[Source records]
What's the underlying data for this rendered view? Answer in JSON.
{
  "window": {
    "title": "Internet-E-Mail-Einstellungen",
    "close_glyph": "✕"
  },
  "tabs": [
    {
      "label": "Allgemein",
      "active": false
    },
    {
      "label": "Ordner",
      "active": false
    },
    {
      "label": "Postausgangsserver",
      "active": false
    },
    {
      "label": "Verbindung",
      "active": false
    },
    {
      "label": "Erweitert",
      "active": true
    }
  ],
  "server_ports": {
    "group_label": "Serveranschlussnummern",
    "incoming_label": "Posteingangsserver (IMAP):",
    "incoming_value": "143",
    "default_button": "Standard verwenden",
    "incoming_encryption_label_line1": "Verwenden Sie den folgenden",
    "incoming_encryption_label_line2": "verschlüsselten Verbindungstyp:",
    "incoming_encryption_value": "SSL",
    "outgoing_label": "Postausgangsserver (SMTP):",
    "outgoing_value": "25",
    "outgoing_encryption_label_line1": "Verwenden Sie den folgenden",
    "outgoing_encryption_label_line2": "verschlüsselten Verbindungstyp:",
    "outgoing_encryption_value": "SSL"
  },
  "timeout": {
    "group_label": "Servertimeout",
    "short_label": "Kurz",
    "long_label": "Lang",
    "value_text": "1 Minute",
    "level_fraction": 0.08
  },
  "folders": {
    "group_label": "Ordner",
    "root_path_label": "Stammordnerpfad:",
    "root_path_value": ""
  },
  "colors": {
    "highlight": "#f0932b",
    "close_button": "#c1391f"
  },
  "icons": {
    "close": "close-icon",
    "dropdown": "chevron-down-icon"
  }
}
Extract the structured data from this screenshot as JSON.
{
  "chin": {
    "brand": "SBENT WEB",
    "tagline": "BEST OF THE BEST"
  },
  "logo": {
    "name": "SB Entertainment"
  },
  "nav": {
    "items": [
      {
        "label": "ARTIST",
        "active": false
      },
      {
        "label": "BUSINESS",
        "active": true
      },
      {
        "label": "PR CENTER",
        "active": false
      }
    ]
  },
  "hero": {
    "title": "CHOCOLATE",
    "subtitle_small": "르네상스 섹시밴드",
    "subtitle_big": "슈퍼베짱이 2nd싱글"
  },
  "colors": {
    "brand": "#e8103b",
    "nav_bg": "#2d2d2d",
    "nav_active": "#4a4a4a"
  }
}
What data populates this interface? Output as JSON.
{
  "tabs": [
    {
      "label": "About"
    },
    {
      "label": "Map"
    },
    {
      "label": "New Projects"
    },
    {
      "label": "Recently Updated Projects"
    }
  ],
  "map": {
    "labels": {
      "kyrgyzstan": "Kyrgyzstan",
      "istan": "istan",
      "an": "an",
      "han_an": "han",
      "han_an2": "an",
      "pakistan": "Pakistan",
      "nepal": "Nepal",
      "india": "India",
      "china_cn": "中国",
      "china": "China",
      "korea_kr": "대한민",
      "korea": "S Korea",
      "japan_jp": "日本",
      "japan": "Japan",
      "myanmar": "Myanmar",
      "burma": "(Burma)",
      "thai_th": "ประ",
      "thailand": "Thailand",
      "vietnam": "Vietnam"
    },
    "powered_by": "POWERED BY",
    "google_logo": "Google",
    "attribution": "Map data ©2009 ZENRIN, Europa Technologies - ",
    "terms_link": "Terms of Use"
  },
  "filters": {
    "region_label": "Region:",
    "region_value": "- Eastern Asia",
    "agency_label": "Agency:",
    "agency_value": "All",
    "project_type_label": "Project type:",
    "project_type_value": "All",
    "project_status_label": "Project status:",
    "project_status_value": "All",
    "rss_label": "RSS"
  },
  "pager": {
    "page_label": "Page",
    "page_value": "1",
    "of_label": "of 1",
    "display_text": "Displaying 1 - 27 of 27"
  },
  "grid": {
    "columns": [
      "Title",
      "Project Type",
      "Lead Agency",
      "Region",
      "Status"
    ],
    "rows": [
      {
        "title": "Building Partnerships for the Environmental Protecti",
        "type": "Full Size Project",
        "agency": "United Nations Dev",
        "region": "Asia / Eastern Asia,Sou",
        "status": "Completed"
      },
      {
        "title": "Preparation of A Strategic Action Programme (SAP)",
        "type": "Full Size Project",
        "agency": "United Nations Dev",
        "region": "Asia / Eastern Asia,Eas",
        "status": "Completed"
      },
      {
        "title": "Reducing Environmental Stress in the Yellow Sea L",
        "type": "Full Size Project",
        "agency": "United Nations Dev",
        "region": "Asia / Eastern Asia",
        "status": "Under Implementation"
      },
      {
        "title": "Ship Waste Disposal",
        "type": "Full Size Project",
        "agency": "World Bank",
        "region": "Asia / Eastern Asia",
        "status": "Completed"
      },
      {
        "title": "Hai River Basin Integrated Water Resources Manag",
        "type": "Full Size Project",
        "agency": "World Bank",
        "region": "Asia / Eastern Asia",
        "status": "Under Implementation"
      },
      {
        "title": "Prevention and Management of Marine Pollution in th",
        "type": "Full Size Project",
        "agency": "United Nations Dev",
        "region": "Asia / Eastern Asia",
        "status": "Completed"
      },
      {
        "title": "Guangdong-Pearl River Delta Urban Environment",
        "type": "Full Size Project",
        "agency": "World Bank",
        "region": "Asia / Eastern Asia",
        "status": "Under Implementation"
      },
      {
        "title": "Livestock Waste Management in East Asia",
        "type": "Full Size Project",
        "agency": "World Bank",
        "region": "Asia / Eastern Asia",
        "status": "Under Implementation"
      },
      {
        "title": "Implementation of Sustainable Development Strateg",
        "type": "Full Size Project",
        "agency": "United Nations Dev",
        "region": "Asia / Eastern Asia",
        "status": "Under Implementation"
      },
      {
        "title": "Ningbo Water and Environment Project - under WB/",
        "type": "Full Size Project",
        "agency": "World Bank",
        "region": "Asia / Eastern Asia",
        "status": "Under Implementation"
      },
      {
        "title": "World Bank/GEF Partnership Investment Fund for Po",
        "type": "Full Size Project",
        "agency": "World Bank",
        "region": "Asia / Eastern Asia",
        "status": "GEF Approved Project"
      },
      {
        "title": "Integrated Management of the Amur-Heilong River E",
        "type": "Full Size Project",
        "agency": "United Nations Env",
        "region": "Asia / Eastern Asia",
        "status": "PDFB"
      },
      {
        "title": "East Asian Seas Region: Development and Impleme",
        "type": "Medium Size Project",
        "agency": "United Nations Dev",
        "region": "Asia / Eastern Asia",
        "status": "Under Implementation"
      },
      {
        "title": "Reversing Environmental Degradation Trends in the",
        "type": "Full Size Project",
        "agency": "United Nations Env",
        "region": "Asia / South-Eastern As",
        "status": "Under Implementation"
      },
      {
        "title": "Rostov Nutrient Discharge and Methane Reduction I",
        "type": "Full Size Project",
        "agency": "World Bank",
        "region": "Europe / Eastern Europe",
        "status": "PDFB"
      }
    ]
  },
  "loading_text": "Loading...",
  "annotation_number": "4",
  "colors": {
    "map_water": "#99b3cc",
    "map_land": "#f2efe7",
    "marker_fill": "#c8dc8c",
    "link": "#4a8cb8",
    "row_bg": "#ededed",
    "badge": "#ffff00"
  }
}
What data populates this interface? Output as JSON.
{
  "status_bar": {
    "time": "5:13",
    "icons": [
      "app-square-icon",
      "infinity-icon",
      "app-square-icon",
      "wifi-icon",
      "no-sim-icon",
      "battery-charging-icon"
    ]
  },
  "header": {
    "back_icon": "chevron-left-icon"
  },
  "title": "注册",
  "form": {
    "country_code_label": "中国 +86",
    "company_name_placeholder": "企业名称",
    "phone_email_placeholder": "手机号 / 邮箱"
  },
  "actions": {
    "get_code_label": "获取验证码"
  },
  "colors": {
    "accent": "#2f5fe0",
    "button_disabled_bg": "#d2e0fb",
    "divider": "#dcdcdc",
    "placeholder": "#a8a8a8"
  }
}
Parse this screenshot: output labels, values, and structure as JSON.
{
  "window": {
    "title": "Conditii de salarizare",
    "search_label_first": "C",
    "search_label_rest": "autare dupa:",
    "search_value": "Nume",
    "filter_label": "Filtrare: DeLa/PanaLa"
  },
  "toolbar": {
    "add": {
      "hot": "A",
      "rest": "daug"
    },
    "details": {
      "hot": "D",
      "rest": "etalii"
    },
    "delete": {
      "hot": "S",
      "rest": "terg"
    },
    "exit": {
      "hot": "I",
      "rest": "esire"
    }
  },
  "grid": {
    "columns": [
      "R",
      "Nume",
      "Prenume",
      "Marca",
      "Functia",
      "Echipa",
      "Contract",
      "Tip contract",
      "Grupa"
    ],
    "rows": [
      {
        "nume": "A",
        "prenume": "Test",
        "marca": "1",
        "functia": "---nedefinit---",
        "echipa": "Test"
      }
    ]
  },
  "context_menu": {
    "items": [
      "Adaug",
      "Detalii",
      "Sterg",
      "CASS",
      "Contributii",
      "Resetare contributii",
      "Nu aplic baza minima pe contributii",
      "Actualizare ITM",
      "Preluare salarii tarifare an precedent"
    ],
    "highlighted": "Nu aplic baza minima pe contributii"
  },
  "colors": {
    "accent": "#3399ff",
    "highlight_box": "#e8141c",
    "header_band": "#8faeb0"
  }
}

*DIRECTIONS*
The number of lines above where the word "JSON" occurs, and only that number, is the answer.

*RESULT FOR THIS EXERCISE*
5